Million dollar A/C: Louisiana spends over $1 million to avoid cooling death row
Louisiana has spent $1,067,000 on legal fees fighting an order to install air conditioners for three death row inmates with health problems. The cost of installing the air conditioners would only come to about $225,000 excluding operating or engineering costs.

The state of Louisiana has fought tooth and nail to avoid installing nine air conditioning units that could cool all eight tiers in the death row building. Bill Quigley, a Loyola University law professor who runs the New Orleans school’s poverty law center, has called the battle an “example of elected officials taking a stand as long as the taxpayers pay for it,” the Associated Press reported.

US District Judge Brian Jackson called the cost of fighting the installation “stunning,” while wondering out loud, “Is this really what the state wants to do?”

“It just seems so unnecessary,” he added.

The main costs to the state can be attributed to expert witnesses and state contractors, and the prison itself has incurred numerous expenses of over $100,000, with the state of Louisiana paying one firm $29,000 to monitor the humidity and heat of the prison every 15 minutes.

Two law firms alone have billed the state for over $424,000. One firm, Shows, Cali & Walsh billed the state for 2,420 hours at an average rate of $140 per hour.

Meanwhile, an expert witness for the plaintiff estimated that installing the air conditioning on death row would cost about $225,000 – or less than a quarter of the sum already spent fighting it. The state has yet to release the total estimate to the public, but an attorney for the state said each unit would cost “several thousand dollars.”

Louisiana has defended its fight against cooling Angola prison, claiming that it would set a precedent for other prisoners to demand air conditioning.

“It would be a large burden on the prisons to have to set forth the costs to implement these measures,” Grant Guillot, an attorney for the state, said in an appeals hearing.

As averse as Louisiana may be to paying for the prisoners’ AC, it has already been two years since a judge ruled that its refusal to cool death row constitutes cruel and unusual punishment if the heat index exceeds 88 degrees Fahrenheit (31 degrees Celsius).

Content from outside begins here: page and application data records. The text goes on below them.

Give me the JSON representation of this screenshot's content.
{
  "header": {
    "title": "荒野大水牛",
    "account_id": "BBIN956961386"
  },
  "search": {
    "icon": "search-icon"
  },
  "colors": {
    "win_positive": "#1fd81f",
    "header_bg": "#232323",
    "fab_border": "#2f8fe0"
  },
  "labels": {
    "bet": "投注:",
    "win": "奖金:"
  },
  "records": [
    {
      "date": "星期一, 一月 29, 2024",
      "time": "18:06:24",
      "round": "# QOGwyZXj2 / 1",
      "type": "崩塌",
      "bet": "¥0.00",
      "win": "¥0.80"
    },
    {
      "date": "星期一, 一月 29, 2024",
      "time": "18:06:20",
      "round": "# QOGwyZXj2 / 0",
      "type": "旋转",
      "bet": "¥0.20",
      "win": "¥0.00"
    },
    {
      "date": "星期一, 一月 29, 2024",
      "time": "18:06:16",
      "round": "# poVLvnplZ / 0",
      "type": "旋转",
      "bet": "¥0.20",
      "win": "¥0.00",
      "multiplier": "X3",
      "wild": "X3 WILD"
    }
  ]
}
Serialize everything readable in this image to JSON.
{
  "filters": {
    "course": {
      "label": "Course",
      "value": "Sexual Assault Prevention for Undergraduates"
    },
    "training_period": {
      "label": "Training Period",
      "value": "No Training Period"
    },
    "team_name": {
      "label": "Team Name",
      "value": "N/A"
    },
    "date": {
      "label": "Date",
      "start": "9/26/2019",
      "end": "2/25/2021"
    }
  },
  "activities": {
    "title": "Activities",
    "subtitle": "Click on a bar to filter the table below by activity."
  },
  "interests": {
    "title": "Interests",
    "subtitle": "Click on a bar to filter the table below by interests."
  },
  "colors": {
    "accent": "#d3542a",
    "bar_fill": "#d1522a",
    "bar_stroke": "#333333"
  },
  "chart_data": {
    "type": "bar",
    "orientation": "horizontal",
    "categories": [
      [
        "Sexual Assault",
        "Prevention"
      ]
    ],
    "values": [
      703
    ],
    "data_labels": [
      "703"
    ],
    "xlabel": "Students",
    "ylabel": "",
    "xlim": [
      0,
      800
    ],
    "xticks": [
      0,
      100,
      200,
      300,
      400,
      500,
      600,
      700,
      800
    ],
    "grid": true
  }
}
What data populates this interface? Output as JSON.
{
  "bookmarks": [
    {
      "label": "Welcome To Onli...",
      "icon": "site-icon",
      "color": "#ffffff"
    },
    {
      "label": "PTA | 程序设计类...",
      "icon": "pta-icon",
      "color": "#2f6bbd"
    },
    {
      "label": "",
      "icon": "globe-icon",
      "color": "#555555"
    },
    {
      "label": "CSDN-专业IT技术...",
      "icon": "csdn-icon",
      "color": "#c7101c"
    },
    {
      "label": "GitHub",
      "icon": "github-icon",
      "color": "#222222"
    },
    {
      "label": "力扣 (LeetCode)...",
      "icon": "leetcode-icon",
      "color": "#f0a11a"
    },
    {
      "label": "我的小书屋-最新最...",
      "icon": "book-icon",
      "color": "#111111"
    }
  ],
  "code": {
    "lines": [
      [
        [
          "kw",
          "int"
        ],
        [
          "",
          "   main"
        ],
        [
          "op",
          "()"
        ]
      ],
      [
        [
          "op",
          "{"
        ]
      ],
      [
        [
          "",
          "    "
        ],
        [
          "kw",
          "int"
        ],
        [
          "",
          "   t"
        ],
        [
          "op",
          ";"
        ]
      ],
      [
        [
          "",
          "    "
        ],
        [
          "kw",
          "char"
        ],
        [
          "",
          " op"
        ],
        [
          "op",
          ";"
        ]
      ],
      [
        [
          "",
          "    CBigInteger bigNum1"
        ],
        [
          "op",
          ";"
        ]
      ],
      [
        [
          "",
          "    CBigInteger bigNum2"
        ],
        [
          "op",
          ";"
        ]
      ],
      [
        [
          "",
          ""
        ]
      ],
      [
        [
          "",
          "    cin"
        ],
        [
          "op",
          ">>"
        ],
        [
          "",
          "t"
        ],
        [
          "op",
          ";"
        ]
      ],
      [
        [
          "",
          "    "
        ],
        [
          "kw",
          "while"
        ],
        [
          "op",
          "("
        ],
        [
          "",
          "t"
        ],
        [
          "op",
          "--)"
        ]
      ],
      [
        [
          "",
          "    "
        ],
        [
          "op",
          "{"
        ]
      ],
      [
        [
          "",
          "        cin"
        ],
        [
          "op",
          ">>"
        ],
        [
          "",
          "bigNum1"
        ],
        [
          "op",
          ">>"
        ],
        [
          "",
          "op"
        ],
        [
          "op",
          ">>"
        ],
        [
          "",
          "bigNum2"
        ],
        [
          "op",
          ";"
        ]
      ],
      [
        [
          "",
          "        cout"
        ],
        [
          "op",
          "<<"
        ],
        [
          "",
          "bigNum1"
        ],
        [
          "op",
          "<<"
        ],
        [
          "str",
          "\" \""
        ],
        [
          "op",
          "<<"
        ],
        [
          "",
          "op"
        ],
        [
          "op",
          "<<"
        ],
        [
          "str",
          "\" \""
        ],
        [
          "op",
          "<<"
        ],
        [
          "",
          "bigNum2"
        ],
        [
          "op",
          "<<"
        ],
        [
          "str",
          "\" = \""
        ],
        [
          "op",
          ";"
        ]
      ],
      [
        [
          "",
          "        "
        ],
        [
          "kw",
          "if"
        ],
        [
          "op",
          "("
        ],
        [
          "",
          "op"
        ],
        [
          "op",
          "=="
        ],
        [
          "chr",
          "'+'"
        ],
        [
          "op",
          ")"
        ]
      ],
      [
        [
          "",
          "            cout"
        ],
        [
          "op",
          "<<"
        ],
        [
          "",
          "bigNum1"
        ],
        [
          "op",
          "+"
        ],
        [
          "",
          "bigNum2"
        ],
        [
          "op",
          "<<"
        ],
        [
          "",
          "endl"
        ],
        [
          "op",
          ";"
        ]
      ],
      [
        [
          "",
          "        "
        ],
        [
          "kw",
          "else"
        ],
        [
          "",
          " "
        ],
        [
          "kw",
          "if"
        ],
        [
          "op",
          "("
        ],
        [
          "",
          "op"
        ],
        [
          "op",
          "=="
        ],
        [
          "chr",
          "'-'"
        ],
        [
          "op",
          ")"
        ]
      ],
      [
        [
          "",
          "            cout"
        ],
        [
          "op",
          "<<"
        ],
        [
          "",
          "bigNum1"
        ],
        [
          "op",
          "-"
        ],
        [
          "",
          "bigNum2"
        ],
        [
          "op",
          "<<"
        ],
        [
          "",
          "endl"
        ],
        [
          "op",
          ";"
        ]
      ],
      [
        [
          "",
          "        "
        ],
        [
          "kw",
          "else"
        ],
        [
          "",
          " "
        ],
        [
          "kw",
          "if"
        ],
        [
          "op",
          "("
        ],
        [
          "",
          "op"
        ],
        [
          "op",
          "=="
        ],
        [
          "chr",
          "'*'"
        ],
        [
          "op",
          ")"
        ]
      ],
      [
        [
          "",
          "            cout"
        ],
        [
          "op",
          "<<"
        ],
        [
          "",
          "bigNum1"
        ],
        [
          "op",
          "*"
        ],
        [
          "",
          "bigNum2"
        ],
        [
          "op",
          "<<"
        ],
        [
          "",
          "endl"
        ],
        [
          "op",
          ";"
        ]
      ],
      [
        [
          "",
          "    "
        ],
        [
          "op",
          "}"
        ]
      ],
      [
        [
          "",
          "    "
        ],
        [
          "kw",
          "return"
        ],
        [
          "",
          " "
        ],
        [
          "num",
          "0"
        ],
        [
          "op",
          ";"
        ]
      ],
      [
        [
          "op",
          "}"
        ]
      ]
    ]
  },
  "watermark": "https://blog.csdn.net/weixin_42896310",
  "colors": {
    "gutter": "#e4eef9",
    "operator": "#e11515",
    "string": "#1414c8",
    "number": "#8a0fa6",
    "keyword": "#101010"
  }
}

The heat index in death row often crosses that threshold. Plaintiff James Magee explained that he is confined to his cell for 23 hours a day and each morning he feels like he’s in a “sauna” that turns into an “oven” by the afternoon.